Philippine voters go to the polls on Monday to elect a successor to incumbent president Benigno Aquino III, in office since 2010 but constitutionally limited to a single six-year term.
There’s been plenty of discussion recently, and will no doubt be much more, on what a deeply unsatisfactory method the United States has developed for electing its president. But there’s food for thought in the fact that if it were to change, the US would be quite likely to adopt the system used in the Philippines – which in some respects is even worse.
There are five candidates for president, but one of them, Miriam Defensor Santiago, is consistently polling in the low single figures. The other four, however, all have comparable levels of support; some polls have had them all placed between 20% and 30% of the vote.
So, you might be thinking, this is another example of the foibles of two-round voting, and the key thing is not who leads on Monday but who makes it into the second round, and which of them will win the endorsement of the candidates that miss out.
But you’d be wrong. There is no second round, and of course no preferences. Just a single ballot with just a plurality required, even if – as seems quite likely – two-thirds of the electorate vote for someone else.
Since the restoration of democracy in 1986, no president has won more than 40% of the vote. One, Fidel Ramos in 1992, managed to win with just 23.6%. That’s no way to run a country.

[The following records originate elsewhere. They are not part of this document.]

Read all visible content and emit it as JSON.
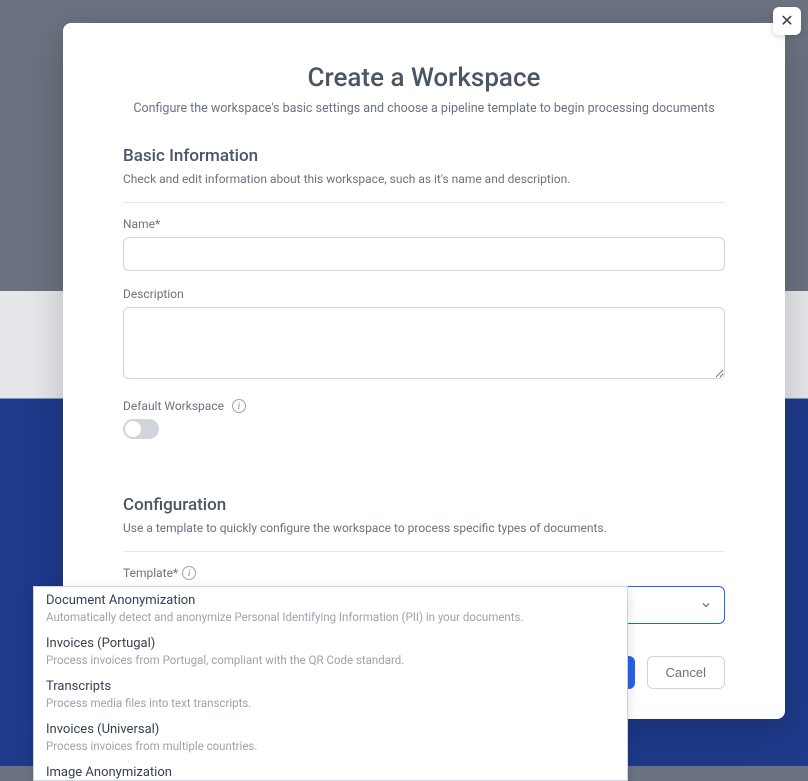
{
  "modal": {
    "title": "Create a Workspace",
    "subtitle": "Configure the workspace's basic settings and choose a pipeline template to begin processing documents"
  },
  "basic": {
    "heading": "Basic Information",
    "desc": "Check and edit information about this workspace, such as it's name and description.",
    "name_label": "Name*",
    "name_value": "",
    "description_label": "Description",
    "description_value": "",
    "default_ws_label": "Default Workspace"
  },
  "config": {
    "heading": "Configuration",
    "desc": "Use a template to quickly configure the workspace to process specific types of documents.",
    "template_label": "Template*",
    "options": [
      {
        "title": "Document Anonymization",
        "desc": "Automatically detect and anonymize Personal Identifying Information (PII) in your documents."
      },
      {
        "title": "Invoices (Portugal)",
        "desc": "Process invoices from Portugal, compliant with the QR Code standard."
      },
      {
        "title": "Transcripts",
        "desc": "Process media files into text transcripts."
      },
      {
        "title": "Invoices (Universal)",
        "desc": "Process invoices from multiple countries."
      },
      {
        "title": "Image Anonymization",
        "desc": ""
      }
    ]
  },
  "footer": {
    "cancel_label": "Cancel"
  }
}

For the last month or so the clear front-runner has been Rodrigo Duterte, mayor of Davao City, from the vaguely left-wing populist party PDP–Laban. That scares a lot of people, since Duterte’s “tough on crime” approach seems to extend to vigilante justice and targeted assassinations, and some have seen in him the precursors of a Philippine fascism.
His opponents are Grace Poe, an independent whose father was runner-up in the 2004 election; Mar Roxas, representing the Liberal Party of president Aquino; and incumbent vice-president Jejomar Binay, who led in early polls but is now running a poor fourth. Wikipedia, as usual, tracks the opinion polls.
Each presidential candidate has a running mate, but the vice-president is elected on a separate ballot so there is no guarantee that they will be from the same ticket. Indeed, on the majority of occasions they’re not, as last time, when Binay narrowly edged out Roxas.
This time, polls for vice-president put Ferdinand “Bongbong” Marcos, son of the late dictator, in a tight race with Liberal candidate Leni Robredo. Duterte’s running mate, Alan Peter Cayetano, is well back in the field.
But the thing about a first-past-the-post race like this is that voting intentions can shift very rapidly as people evaluate the opportunities for tactical voting. What you’ll tell a pollster, presumably, is which candidate you would most like to win. But if, by the time you get to the voting booth, you know your preferred choice isn’t going to make it, you’re quite likely to switch to whichever you prefer among the top two.
So while you’d have to bet on Duterte at this point, it’s by no means a done deal.
Voters will also elect a new House of Representatives and half the Senate. (Having been an American colony, the Philippines has a very American-style constitution.) Four-fifths of the House of Representatives comes from single-member first-past-the-post districts, while the remaining fifth is on a party list system weighted towards minor parties. There are 297 seats in total, with the government usually being able to put together a majority.
The Senate has the most undemocratic system of the lot, with twelve senators elected every three years for six year terms on a single, nationwide first-past-the-post block vote. So a plurality ticket with disciplined voters would win all the seats, even if it was well short of majority support.
In fact, because the Senate is so small, name recognition is high and personal votes are very important. The current administration currently enjoys a substantial majority, but it depends on a broad and rather unwieldy coalition.
The Philippines doesn’t get as much coverage in Australia as it probably deserves, but there’s a very good survey of the election by Ronald Holmes at Inside Story. The Manila Times is probably the best place to go for local news and commentary.